With all of the above in mind, players will be trying to reach a total of eight victory points. To do that, a player can attempt to keep their pieces inside the capitol. Keeping the king inside the capitol earns them two points, while any other piece inside the capitol earns them one. Since there are only four center squares, a player can, at most, earn five points (two points for the king, one point for each other piece). To make up that deficit, players can score points based on how many pieces they’ve captured. Taking the enemy king results in a player scoring two victory points, while any other piece is worth one. Unlike standard “Chess”, taking the enemy king does not automatically end the game. It’s worth noting again that these points will fluctuate up or down throughout the game. Moving a piece out of the capitol, for example, may result in your losing a point or two. This “King of the Hill” mechanic, if you will, makes things really interesting.
“King Down”, all in all, is a brilliant idea. It takes the likeness of “Chess” and warps it into something completely innovative and fresh. While other games have attempted to incorporate cards into standard “Chess” (“No Stress Chess”, “For The Crown 2nd Edition”, etc.), this is the first time where it didn’t seem…well, awkward. The new rule set and the way victory is earned will force players to think in new and different ways, which is great news for those of you who simply don’t find standard “Chess” challenging enough. As for me, “Chess” will always hold a special place in my memories for obvious reasons, though I can’t deny that “King Down” has a lot going for it. Grandmasters and newcomers alike would be remiss if they let it pass by without at least checking it out.

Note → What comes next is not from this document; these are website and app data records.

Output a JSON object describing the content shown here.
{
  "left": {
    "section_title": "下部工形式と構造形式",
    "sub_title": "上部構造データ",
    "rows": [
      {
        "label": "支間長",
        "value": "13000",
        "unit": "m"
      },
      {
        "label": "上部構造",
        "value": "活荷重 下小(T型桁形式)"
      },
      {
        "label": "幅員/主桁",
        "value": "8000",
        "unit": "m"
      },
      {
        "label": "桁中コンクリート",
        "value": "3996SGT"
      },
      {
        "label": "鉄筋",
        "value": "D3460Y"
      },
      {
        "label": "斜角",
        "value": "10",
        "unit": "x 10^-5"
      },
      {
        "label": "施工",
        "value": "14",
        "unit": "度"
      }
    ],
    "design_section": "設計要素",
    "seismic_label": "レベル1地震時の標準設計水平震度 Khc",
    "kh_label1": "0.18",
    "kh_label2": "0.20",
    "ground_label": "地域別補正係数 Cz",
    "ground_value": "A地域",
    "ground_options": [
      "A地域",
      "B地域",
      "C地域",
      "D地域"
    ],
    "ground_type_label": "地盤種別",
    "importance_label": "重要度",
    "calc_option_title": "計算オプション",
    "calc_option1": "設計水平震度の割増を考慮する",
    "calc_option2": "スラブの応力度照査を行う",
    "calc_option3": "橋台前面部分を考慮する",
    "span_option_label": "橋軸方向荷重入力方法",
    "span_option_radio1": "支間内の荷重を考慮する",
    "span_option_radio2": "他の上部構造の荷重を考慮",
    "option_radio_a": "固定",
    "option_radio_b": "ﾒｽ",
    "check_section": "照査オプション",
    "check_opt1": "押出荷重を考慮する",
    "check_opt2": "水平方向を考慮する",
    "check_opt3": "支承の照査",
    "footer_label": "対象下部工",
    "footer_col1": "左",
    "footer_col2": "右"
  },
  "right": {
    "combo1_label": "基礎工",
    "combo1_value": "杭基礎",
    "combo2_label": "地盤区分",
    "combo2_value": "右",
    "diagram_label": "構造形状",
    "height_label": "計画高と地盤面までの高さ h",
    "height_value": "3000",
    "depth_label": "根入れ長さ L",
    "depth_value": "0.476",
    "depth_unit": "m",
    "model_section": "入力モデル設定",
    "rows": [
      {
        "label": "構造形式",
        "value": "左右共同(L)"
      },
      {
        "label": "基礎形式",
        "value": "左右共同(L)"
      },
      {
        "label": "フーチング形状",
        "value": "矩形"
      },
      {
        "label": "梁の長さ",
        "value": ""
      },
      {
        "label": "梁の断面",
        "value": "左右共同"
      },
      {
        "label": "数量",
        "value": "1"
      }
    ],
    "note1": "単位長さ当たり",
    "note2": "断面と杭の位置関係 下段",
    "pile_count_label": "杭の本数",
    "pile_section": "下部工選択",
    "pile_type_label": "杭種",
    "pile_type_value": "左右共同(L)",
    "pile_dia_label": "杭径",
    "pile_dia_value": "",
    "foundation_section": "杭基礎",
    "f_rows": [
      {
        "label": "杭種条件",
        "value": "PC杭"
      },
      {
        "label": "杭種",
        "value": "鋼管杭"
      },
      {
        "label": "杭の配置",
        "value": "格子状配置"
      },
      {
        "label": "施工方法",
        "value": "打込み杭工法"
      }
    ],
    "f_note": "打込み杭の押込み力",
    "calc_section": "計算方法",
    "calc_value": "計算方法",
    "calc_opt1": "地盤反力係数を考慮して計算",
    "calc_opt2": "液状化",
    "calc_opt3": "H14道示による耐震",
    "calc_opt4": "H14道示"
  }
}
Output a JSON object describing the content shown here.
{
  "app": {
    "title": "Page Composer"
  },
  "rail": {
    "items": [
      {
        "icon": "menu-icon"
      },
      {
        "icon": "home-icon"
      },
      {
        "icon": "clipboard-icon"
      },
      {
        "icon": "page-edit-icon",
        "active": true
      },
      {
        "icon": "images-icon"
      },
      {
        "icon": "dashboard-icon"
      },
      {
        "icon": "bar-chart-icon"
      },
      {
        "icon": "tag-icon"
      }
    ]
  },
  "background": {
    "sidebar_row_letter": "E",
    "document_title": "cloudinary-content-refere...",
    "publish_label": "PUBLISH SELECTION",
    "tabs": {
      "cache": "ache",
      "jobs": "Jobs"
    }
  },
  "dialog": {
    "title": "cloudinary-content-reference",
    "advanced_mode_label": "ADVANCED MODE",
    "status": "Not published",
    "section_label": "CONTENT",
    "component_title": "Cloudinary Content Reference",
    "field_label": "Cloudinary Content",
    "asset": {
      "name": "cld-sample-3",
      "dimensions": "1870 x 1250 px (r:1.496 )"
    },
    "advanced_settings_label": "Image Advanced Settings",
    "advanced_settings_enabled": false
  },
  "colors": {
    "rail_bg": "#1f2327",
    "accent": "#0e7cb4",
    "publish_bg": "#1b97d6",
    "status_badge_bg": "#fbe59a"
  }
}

You can learn more about and support “King Down” by visiting its Kickstarter page, here: